◆ **ASSIGNMENT**:
Return all lines of the data in which the string "Logitech" occurs.

◆ **RECORDED INFORMATION**:
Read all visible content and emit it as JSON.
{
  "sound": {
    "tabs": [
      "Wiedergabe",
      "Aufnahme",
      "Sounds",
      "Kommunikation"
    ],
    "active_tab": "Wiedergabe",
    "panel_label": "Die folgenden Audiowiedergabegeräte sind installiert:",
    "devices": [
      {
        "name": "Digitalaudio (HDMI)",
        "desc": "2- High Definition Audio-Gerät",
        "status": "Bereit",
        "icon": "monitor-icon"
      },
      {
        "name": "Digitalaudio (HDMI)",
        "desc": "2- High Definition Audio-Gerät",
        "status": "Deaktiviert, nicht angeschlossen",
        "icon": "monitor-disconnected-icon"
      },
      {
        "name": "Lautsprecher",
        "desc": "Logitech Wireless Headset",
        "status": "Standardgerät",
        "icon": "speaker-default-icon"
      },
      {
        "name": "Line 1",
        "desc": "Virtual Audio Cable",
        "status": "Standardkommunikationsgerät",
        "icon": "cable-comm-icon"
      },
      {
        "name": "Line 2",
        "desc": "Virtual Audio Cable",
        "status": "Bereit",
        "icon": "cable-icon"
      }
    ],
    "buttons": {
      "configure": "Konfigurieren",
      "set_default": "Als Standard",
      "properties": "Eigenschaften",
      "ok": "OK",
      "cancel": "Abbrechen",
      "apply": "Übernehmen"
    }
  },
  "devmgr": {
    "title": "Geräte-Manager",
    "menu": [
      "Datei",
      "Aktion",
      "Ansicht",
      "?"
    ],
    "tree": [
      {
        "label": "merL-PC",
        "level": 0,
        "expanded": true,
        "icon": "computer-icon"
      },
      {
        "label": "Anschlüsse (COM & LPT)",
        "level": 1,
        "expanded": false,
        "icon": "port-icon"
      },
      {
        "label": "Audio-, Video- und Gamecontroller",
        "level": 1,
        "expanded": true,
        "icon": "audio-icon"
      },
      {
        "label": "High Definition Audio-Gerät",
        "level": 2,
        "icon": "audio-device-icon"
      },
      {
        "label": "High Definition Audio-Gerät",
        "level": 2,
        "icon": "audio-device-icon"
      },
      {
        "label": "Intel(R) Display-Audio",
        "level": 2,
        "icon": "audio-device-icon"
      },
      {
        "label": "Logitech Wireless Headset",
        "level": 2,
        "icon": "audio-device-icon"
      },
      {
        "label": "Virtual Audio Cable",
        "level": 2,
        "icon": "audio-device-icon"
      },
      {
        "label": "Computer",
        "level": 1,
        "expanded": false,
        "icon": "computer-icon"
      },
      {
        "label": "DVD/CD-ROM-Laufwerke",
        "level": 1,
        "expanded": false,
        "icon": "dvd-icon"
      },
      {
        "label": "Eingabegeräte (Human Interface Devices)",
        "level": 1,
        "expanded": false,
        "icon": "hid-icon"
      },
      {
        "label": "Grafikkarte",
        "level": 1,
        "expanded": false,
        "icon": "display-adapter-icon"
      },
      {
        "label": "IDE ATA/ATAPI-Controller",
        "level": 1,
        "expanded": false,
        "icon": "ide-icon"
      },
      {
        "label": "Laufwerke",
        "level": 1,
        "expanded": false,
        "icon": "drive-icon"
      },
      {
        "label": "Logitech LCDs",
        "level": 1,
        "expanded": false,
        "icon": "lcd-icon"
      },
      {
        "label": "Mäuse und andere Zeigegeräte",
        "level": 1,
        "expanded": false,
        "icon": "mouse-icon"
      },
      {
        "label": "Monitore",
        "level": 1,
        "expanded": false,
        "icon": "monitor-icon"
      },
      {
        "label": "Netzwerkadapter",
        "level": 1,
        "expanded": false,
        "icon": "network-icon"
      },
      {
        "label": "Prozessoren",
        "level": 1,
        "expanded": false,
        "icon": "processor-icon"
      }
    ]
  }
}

◆ **ANSWER BOX**:
        "desc": "Logitech Wireless Headset",
        "label": "Logitech Wireless Headset",
        "label": "Logitech LCDs",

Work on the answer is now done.